Ohio State senior 184-pound captain Myles Martin won a national championship with the Buckeyes as a freshman in 2015-16 in a lower weight class, and is also a three-time All American and Big Ten finalist. But he will still try and add to his legacy in his final year as a Buckeye.
After suffering a loss in 2017 in the NCAA Division I Wrestling Championships to Kent State’s Bo Nickal —a match in which Martin led 4-0 at one point— Martin said he’s more motivated to get back to the top of the mountain.
“I spent a month trying to get that taste out of my mouth,” Martin said. “It’s always in the back of my head. It’s one of those things that will motivate me to keep going. Wrestling full seven or full six, freestyle or scholastic. It’s always on my mind. It’s on my mind right now. It’s on my mind when I train. It was a good and a bad thing.”
Martin was listed as one of the captains by coach Tom Ryan, who notices some of the younger members of the team looking at Martin more closely and trying to follow his lead.
Martin said this is something he can see in his interactions with the younger members of the team.

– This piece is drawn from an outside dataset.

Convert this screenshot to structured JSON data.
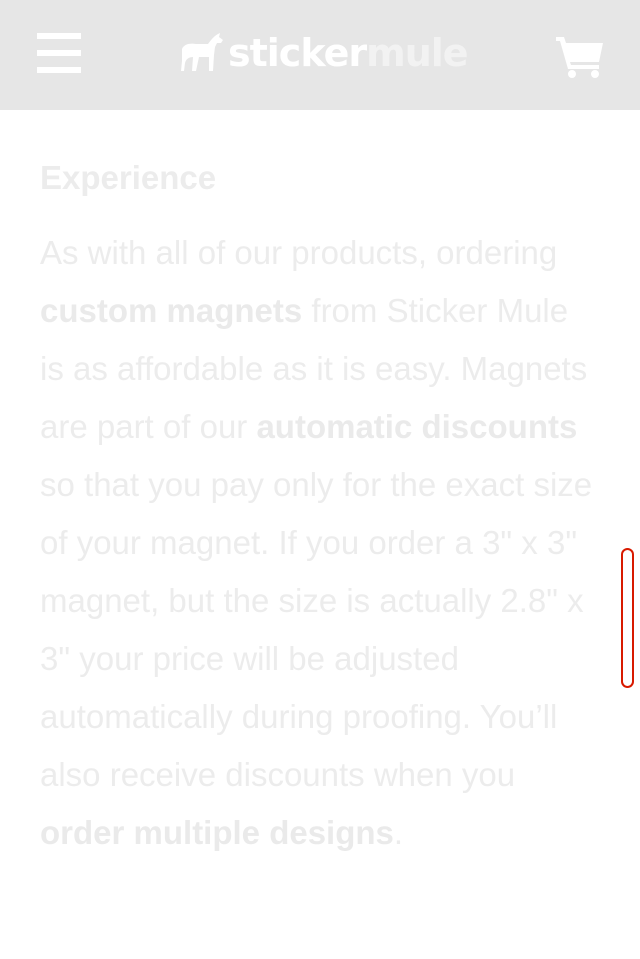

“I definitely know that they’re watching me and that they’re watching down to the small details that I don’t even look at because I do it naturally,” Martin said. “I’m always helping out, especially after practice and with working on the small stuff.”
Martin was the 15th true freshman in NCAA history — and the first ever at Ohio State — to win a national championship, an honor that has earned him plaques and his own picture inside the Steelwood Training Facility, where the Buckeyes host their practices.
He said those accolades mean a lot to him, but he doesn’t think of them much.
“It doesn’t change my personality,” Martin said. “It doesn’t change anything that I do, or my moral or any social values that I have. It’s not going to affect anything about me, just because I have a strong belief system. Tom [Ryan] always encourages us to have strong moral core values.”
And Ryan views that in Martin, a leadership that others can emulate on the team, even from the moment he began his career at Ohio State.
“He came out of redshirt as a freshman midway through the year,” Ryan said. “That takes a strong belief in himself and our program. He was born a leader. He feels like this is his team and he’s been a great example.”
Despite all of the accolades Martin has stacked up in his time with Ohio State, he said he has something other than a national championship that he’s most proud of.
“One thing I’m really proud of that I don’t think about as much as I should, is just being a leader here for the team,” Martin said. “Just being one of the main guys that they rely on and just being able to hold up my end of the bargain. It’s just me doing what I love and helping out some of these guys get better.”
After 33-6, 32-9 and 31-3 records in his first three seasons with the Buckeyes, Martin will attempt to top himself yet again with a bigger target on his back, as the number one wrestler in his weight class with even higher expectations.
But the expectations surpass the wrestling mat. In his final season at Ohio State, those expectations revolve around his leadership.